International consulting group COWI has won a contract worth approximately £500,000 to combine machine learning and novel subsurface defect detection with existing virtual inspection tools used for bridges so as to reduce the time spent by personnel on the ground examining tunnel structures.
Working with subcontractors Railview and Viapontica over the next 18 months, COWI’s project team will build on mobile mapping solutions using a combination of technologies to collect data that will be processed to build an accurate three-dimensional model, which can be viewed and manipulated by engineers.
The project will be funded by Network Rail through the SBRI: innovation in automated tunnel examination competition, delivered by InnovateUK. The project seeks to improve the accuracy, efficiency and safety of tunnel examinations, resulting in safer and more reliable railway operation.
The new techniques will reduce exposure to health and safety risks and reduce costs while enhancing the asset knowledge of rail staff. The improvements will also lead to less disruption of rail passengers by reducing disruptive possessions required for examinations and allowing timely maintenance interventions.
Andy Sloan, managing director and senior vice president of COWI in the UK, said: “While railway workforce injuries are declining, there is still room for improvement.
“The impact that digital technologies can have on health and safety cannot be understated and this project is a fantastic opportunity for us to bring best practice from across sectors and geographies to further digitalise and improve tunnel inspection.”

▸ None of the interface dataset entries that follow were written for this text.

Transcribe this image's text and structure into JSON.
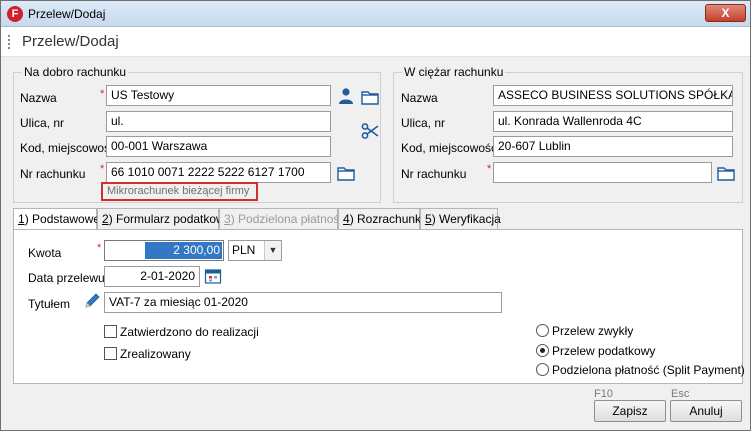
{
  "window": {
    "title": "Przelew/Dodaj",
    "close_label": "X",
    "app_icon_letter": "F"
  },
  "header": {
    "title": "Przelew/Dodaj"
  },
  "credit": {
    "legend": "Na dobro rachunku",
    "name_label": "Nazwa",
    "name_value": "US Testowy",
    "street_label": "Ulica, nr",
    "street_value": "ul.",
    "postal_label": "Kod, miejscowość",
    "postal_value": "00-001 Warszawa",
    "account_label": "Nr rachunku",
    "account_value": "66 1010 0071 2222 5222 6127 1700",
    "subaccount_hint": "Mikrorachunek bieżącej firmy"
  },
  "debit": {
    "legend": "W ciężar rachunku",
    "name_label": "Nazwa",
    "name_value": "ASSECO BUSINESS SOLUTIONS SPÓŁKA AKC",
    "street_label": "Ulica, nr",
    "street_value": "ul. Konrada Wallenroda 4C",
    "postal_label": "Kod, miejscowość",
    "postal_value": "20-607 Lublin",
    "account_label": "Nr rachunku",
    "account_value": ""
  },
  "tabs": [
    {
      "key": "1",
      "label": ") Podstawowe"
    },
    {
      "key": "2",
      "label": ") Formularz podatkowy"
    },
    {
      "key": "3",
      "label": ") Podzielona płatność"
    },
    {
      "key": "4",
      "label": ") Rozrachunki"
    },
    {
      "key": "5",
      "label": ") Weryfikacja"
    }
  ],
  "basic": {
    "amount_label": "Kwota",
    "amount_value": "2 300,00",
    "currency_value": "PLN",
    "date_label": "Data przelewu",
    "date_value": "2-01-2020",
    "title_label": "Tytułem",
    "title_value": "VAT-7 za miesiąc 01-2020",
    "approved_label": "Zatwierdzono do realizacji",
    "realized_label": "Zrealizowany",
    "radio_standard": "Przelew zwykły",
    "radio_tax": "Przelew podatkowy",
    "radio_split": "Podzielona płatność (Split Payment)"
  },
  "footer": {
    "save_hotkey": "F10",
    "save_label": "Zapisz",
    "cancel_hotkey": "Esc",
    "cancel_label": "Anuluj"
  }
}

The final stage of the project next year will be to undertake an operational environment demonstration and evaluate the results in conjunction with Network Rail’s asset managers. Following that, COWI will submit a report at the end of 2021 and develop plans for further enhancement and exploitation.